— Recorded data —
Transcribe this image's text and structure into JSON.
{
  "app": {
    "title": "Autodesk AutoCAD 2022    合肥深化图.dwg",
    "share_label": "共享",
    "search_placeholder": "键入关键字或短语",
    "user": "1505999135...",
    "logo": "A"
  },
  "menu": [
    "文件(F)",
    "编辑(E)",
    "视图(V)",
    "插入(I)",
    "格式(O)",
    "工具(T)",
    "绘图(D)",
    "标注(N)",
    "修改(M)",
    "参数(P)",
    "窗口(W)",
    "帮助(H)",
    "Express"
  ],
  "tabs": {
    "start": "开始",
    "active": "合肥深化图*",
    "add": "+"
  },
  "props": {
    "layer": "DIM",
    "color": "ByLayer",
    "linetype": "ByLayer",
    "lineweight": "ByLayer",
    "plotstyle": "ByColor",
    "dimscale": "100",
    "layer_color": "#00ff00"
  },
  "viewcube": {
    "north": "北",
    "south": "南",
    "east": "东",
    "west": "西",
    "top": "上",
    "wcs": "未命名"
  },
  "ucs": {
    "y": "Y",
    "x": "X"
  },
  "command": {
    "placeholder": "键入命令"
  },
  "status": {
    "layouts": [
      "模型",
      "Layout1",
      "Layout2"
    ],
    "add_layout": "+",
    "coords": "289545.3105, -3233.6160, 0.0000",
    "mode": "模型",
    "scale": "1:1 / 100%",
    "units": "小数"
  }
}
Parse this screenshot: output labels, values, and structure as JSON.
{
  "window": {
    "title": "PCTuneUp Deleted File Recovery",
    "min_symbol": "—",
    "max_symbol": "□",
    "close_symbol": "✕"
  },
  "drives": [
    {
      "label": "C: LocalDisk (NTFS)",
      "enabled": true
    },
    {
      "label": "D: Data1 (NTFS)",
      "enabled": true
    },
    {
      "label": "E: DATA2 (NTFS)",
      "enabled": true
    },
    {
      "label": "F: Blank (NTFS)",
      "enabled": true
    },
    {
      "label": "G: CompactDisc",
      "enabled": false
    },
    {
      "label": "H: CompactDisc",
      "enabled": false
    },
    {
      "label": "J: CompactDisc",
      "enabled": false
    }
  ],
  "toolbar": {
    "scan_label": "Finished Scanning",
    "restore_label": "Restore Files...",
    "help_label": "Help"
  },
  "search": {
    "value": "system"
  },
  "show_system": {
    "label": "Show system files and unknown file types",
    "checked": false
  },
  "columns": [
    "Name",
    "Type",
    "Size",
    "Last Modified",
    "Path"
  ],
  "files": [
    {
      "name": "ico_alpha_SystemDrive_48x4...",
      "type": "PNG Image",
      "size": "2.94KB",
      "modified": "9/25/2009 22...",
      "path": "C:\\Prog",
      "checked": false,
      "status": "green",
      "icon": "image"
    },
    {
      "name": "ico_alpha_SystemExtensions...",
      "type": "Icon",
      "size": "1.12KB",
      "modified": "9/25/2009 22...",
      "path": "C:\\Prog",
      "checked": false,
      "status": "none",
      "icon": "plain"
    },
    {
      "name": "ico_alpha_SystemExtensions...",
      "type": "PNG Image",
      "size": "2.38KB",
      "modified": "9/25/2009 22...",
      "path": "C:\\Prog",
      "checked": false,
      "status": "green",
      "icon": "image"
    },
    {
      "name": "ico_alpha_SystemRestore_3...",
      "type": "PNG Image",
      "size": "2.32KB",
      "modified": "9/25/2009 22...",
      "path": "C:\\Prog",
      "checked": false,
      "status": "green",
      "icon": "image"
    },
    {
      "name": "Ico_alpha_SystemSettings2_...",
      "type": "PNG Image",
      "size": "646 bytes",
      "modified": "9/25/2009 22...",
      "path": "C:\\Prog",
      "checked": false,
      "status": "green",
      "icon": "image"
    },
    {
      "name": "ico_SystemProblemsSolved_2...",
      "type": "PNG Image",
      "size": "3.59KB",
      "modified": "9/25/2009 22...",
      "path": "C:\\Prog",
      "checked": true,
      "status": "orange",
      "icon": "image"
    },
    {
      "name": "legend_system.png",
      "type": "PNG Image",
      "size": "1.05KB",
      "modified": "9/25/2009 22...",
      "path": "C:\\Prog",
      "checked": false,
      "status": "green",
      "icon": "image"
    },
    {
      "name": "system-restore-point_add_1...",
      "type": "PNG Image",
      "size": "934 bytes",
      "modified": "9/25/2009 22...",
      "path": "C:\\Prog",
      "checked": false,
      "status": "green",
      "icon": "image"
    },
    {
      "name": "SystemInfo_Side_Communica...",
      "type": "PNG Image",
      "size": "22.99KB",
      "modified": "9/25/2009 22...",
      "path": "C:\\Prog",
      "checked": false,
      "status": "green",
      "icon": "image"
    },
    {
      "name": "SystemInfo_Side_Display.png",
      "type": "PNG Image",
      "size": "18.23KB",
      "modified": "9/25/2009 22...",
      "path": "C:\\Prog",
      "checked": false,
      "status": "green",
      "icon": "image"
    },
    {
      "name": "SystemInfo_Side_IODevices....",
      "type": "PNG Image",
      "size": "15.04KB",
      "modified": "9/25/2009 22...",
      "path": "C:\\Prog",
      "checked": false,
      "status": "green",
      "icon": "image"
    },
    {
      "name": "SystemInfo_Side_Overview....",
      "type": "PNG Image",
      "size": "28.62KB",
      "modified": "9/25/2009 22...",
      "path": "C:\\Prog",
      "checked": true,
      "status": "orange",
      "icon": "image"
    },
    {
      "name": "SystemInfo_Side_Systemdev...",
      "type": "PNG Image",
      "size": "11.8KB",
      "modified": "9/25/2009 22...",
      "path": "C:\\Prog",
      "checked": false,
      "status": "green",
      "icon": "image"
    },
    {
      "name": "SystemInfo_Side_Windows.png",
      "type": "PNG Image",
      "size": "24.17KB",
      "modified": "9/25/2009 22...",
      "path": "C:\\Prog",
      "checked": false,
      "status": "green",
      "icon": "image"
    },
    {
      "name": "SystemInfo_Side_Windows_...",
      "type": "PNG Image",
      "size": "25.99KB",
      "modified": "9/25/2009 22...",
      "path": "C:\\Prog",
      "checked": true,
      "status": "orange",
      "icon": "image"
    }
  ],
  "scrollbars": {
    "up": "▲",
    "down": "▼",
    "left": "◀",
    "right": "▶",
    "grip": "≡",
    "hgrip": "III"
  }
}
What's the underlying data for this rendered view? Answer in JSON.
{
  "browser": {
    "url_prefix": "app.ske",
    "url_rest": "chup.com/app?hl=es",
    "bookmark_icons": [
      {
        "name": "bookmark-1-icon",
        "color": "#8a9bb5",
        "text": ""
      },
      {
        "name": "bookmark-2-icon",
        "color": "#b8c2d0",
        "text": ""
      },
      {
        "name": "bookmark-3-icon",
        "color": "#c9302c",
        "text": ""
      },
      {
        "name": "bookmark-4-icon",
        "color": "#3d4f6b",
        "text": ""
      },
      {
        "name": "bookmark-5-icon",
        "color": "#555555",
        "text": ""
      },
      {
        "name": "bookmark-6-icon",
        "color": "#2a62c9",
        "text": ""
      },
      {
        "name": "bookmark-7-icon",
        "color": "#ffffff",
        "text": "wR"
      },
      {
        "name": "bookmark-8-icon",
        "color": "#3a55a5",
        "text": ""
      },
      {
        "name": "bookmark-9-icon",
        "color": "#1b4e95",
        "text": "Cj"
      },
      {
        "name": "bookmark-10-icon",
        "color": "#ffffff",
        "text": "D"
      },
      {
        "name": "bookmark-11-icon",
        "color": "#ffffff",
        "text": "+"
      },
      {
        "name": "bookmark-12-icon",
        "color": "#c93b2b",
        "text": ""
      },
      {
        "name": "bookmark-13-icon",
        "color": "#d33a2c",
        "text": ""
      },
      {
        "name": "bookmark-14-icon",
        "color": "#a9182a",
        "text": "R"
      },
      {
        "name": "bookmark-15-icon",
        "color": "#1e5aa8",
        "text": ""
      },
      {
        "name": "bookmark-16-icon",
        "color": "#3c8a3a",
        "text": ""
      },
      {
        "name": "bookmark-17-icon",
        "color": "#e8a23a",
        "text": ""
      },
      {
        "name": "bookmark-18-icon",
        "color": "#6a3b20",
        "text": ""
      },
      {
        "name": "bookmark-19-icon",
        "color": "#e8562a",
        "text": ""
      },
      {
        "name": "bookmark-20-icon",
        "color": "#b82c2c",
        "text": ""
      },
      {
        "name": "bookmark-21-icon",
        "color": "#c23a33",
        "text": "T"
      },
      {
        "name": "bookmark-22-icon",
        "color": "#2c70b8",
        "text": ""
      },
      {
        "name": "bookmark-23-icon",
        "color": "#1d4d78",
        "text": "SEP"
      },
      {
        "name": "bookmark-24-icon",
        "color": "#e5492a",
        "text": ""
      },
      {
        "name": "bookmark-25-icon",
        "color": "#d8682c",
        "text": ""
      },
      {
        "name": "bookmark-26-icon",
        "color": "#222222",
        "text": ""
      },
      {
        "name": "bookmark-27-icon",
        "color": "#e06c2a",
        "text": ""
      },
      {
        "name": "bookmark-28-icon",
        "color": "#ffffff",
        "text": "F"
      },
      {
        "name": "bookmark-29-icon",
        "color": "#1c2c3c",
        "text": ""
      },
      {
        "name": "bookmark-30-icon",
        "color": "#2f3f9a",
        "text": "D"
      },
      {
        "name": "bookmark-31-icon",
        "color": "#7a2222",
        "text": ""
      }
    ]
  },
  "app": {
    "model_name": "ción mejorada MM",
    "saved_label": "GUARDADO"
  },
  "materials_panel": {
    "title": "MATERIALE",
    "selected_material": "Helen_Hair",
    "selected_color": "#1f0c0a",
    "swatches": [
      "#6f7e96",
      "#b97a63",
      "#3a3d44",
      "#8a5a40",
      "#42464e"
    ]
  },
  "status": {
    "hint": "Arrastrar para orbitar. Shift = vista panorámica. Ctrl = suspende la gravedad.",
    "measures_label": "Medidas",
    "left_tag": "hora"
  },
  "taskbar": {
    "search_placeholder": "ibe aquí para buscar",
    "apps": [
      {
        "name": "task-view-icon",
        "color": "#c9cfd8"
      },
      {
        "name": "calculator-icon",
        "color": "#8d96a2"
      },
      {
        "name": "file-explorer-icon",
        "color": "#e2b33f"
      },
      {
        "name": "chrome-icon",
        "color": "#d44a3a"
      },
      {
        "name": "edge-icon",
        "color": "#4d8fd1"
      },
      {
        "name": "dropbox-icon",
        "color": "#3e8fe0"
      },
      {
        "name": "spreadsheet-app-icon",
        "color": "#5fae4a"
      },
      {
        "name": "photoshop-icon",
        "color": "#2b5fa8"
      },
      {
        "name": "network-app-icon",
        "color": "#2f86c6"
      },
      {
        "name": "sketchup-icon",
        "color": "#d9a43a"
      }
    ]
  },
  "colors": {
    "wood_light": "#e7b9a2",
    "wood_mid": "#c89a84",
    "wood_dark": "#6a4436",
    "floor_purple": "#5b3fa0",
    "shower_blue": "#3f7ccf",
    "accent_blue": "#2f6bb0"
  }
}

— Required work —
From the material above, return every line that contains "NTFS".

— Solution for this exercise —
      "label": "C: LocalDisk (NTFS)",
      "label": "D: Data1 (NTFS)",
      "label": "E: DATA2 (NTFS)",
      "label": "F: Blank (NTFS)",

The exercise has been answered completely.